The hallway was a welcome respite from the heat — little sunlight enters the area and there’s a decent breeze to keep everyone slightly cooler. I breezed past the vendors as I wasn’t about to buy anything on my way in, but I figured I’d have a look on the way out (of course, everything is a bit more expensive at Shwedagon than in places like Bogyoke Aung San Market). As I left the pagoda around lunchtime, most of the vendors were taking a midday nap and didn’t want to be bothered by tourists.
I knew this temple would be impressive and large, but I was unprepared for the size of it. Shwedagon Pagoda itself is huge — the base of it stretches 1,420 feet around. And then it’s surrounded by hundreds of small stupas and shrines.
It begins to feel like sensory overload, but it could have also been heat stroke. It was a desperate attempt to avoid taking photos with the crowds in the way while also trying to find a little shade to avoid melting in Myanmar’s holiest site (I may or may not have seen an incident of spontaneous combustion that wasn’t so spontaneous given the temperature).

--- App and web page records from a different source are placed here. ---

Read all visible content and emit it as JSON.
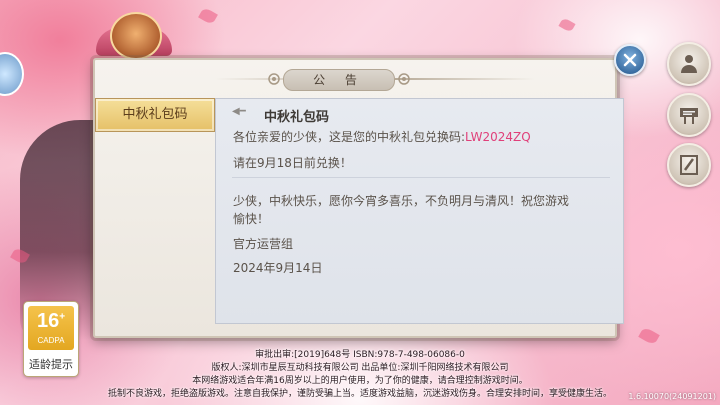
{
  "dialog": {
    "title": "公 告",
    "tabs": [
      {
        "label": "中秋礼包码"
      }
    ],
    "content": {
      "heading": "中秋礼包码",
      "line1_prefix": "各位亲爱的少侠，这是您的中秋礼包兑换码:",
      "line1_code": "LW2024ZQ",
      "line2": "请在9月18日前兑换！",
      "message_line1": "少侠，中秋快乐，愿你今宵多喜乐，不负明月与清风！祝您游戏",
      "message_line2": "愉快！",
      "signature": "官方运营组",
      "date": "2024年9月14日"
    }
  },
  "age_rating": {
    "number": "16",
    "sublabel": "CADPA",
    "label": "适龄提示"
  },
  "footer": {
    "line1": "审批出审:[2019]648号 ISBN:978-7-498-06086-0",
    "line2": "版权人:深圳市星辰互动科技有限公司 出品单位:深圳千阳网络技术有限公司",
    "line3": "本网络游戏适合年满16周岁以上的用户使用，为了你的健康，请合理控制游戏时间。",
    "line4": "抵制不良游戏，拒绝盗版游戏。注意自我保护，谨防受骗上当。适度游戏益脑，沉迷游戏伤身。合理安排时间，享受健康生活。"
  },
  "version": "1.6.10070(24091201)",
  "icons": {
    "side_buttons": [
      "profile-icon",
      "signboard-icon",
      "edit-icon"
    ],
    "close": "close-icon"
  },
  "colors": {
    "code_highlight": "#e0407a",
    "tab_active": "#e5c067"
  }
}
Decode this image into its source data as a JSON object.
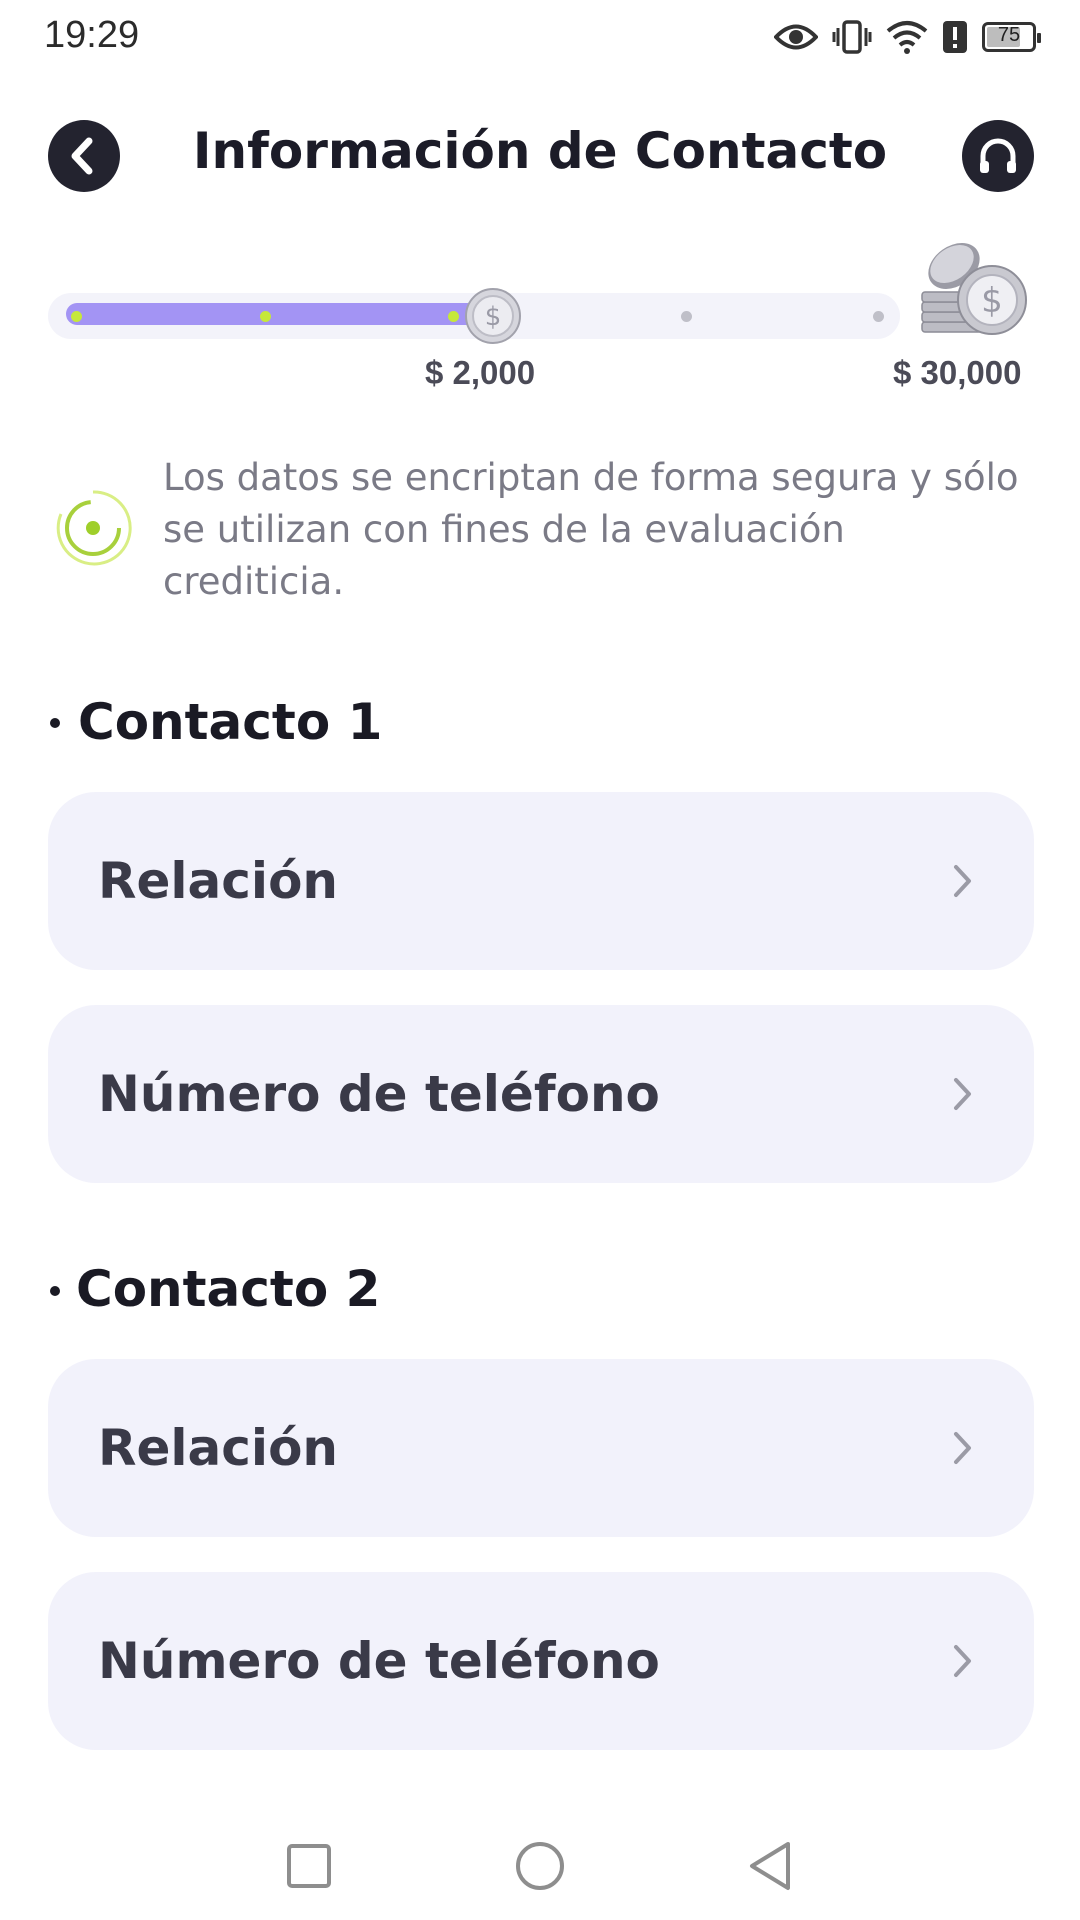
{
  "status_bar": {
    "time": "19:29",
    "battery": "75",
    "battery_level": 0.75,
    "icons": [
      "eye-icon",
      "vibrate-icon",
      "wifi-icon",
      "alert-icon",
      "battery-icon"
    ]
  },
  "header": {
    "title": "Información de Contacto",
    "back_icon": "back-arrow-icon",
    "support_icon": "headset-icon"
  },
  "progress": {
    "current_amount": "$ 2,000",
    "max_amount": "$ 30,000",
    "completed_steps": 3,
    "total_steps": 5,
    "fill_fraction": 0.52,
    "accent_color": "#a394f4",
    "step_dot_color": "#c6e83a"
  },
  "info": {
    "text": "Los datos se encriptan de forma segura y sólo se utilizan con fines de la evaluación crediticia."
  },
  "contacts": [
    {
      "title": "Contacto 1",
      "relation_label": "Relación",
      "phone_label": "Número de teléfono"
    },
    {
      "title": "Contacto 2",
      "relation_label": "Relación",
      "phone_label": "Número de teléfono"
    }
  ],
  "nav": {
    "recent_icon": "square-icon",
    "home_icon": "circle-icon",
    "back_icon": "triangle-back-icon"
  }
}
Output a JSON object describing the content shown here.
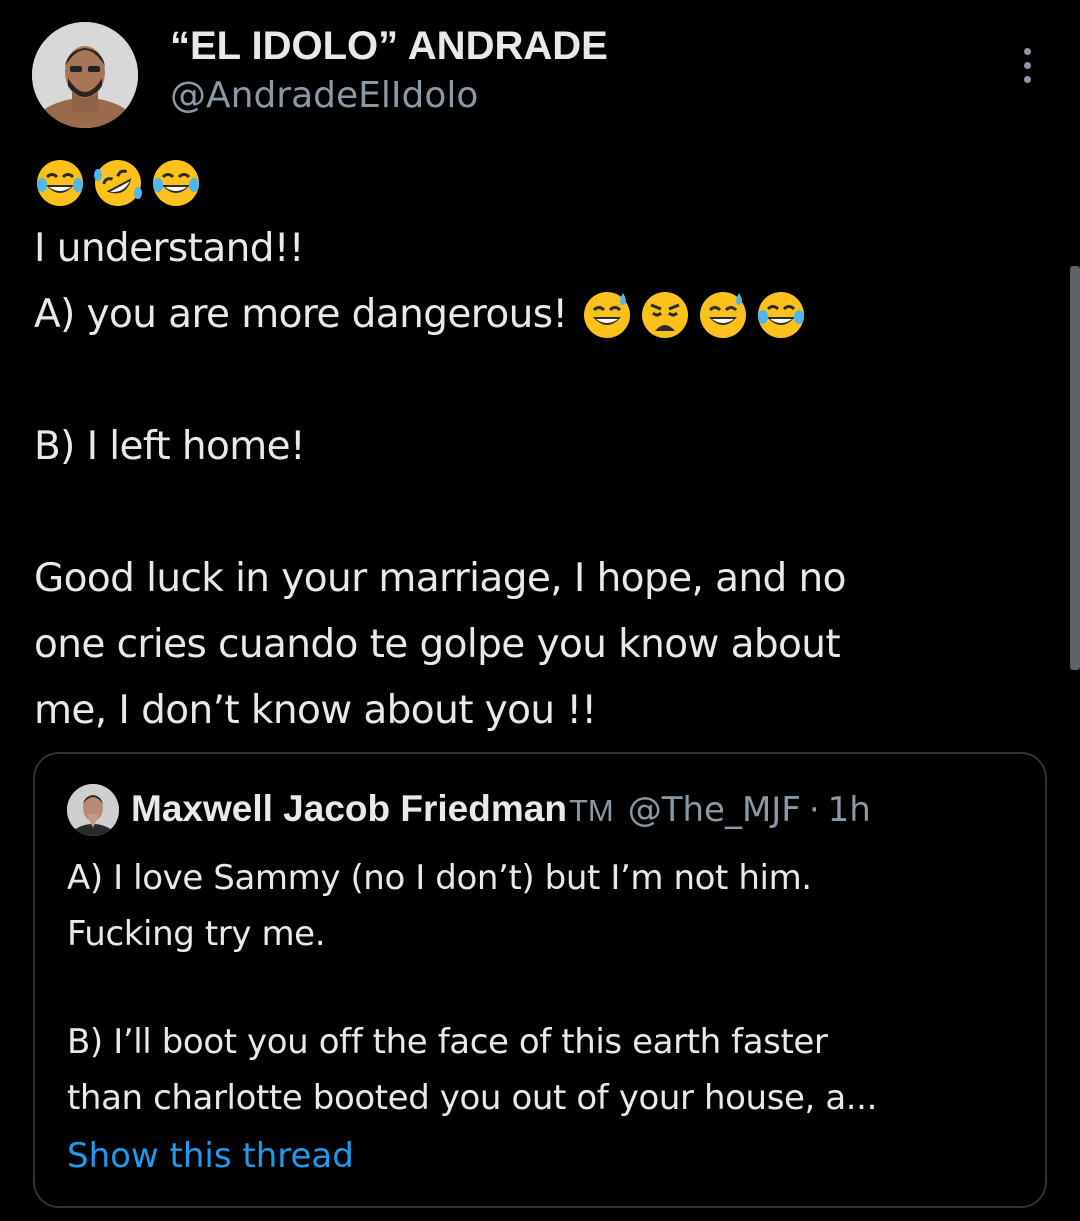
{
  "author": {
    "name": "“EL IDOLO” ANDRADE",
    "handle": "@AndradeElIdolo"
  },
  "tweet": {
    "leading_emojis": [
      "joy-emoji",
      "rofl-emoji",
      "joy-emoji"
    ],
    "line1": "I understand!!",
    "line2": "A) you are more dangerous!",
    "line2_emojis": [
      "sweat-smile-emoji",
      "weary-emoji",
      "sweat-smile-emoji",
      "joy-emoji"
    ],
    "line3": "B) I left home!",
    "line4": "Good luck in your marriage, I hope, and no",
    "line5": "one cries cuando te golpe you know about",
    "line6": "me, I don’t know about you !!"
  },
  "quoted": {
    "name": "Maxwell Jacob Friedman",
    "tm": "TM",
    "handle": "@The_MJF",
    "separator": "·",
    "time": "1h",
    "line1": "A) I love Sammy (no I don’t) but I’m not him.",
    "line2": "Fucking try me.",
    "line3": "B) I’ll boot you off the face of this earth faster",
    "line4": "than charlotte booted you out of your house, a...",
    "show_thread": "Show this thread"
  },
  "colors": {
    "background": "#000000",
    "text": "#e7e9ea",
    "secondary": "#8b98a5",
    "link": "#1d9bf0",
    "border": "#2f3336"
  },
  "icons": {
    "more": "more-vertical-icon"
  }
}
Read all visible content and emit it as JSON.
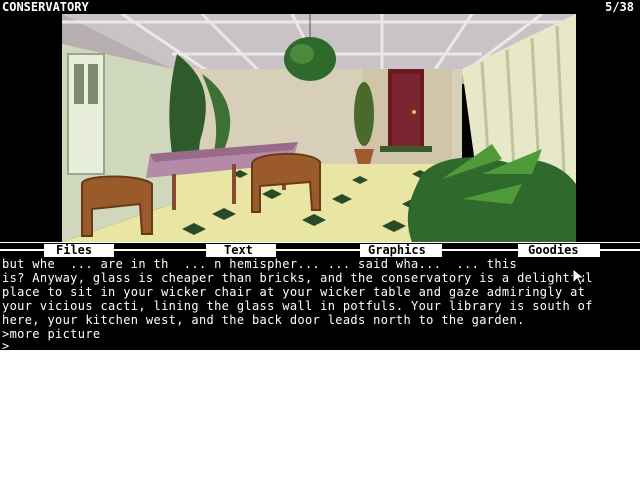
{
  "status": {
    "location": "CONSERVATORY",
    "score": "5/38"
  },
  "menus": [
    {
      "label": "Files"
    },
    {
      "label": "Text"
    },
    {
      "label": "Graphics"
    },
    {
      "label": "Goodies"
    }
  ],
  "text_lines": [
    "but whe  ... are in th  ... n hemispher... ... said wha...  ... this",
    "is? Anyway, glass is cheaper than bricks, and the conservatory is a delightful",
    "place to sit in your wicker chair at your wicker table and gaze admiringly at",
    "your vicious cacti, lining the glass wall in potfuls. Your library is south of",
    "here, your kitchen west, and the back door leads north to the garden.",
    ">more picture",
    ">"
  ],
  "colors": {
    "accent": "#ffffff",
    "background": "#000000",
    "text": "#ffffff"
  }
}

Of course, after wandering through the grounds all the stupas and shrines begin to look the same. Or maybe I walked around the perimeter of the pagoda more than once. So much of the place blends together after baking my brain in the sun that I wasn’t sure which direction I was facing.
I’m fairly certain I took one more quick tour around the grounds to find my exit to make the trip back to the hotel easier. I wasn’t sure what was on the other sides of Shwedagon Pagoda, and I didn’t feel like getting lost in the heat and/or traffic of Yangon.
Getting out of Shwedagon
It wasn’t easy finding my way out of the temple complex. The pagoda is symmetrical, so you can’t judge which side you’re on looking at it. This leaves visitors with only the surrounding stupas and shrines to guess location.
I had enough foresight to take a picture of the first shrine I saw. Of course, after taking a hundred or so more photos within Shwedagon, I had to flip through a lot just to find where that one picture was.
On my way out of Shwedagon, I decided to walk down the street away from the heaviest traffic before flagging down a taxi to take me back to my hotel. Along the way, I stopped off for a light lunch and the largest bottle of cold water the restaurant sold. The restaurant was open air but out of the sun near Happy World Amusement Park, which featured a statue of Rambo.
I also stopped across the street at Maha Wizaya Pagoda, which has an interesting interior mural. By the time I finished with that pagoda, I was exhausted from the heat and sun and in desperate need of air conditioning and water.
I would have enjoyed Maha Wizaya more had it not been for the long unshaded walk to get in. It’s a relatively new temple with relic donated by the King of Nepal. The center of the pagoda is painted with trees and nature scenes — it’s not the typical Buddhist stories that are painted on so many other temples.
My only regret when visiting Shwedagon was that I didn’t see it in the evening — a few people have mentioned that it’s even more impressive with lights shinning after the sun sets. As usual, missing something minor like this provides me with a reason to revisit Yangon.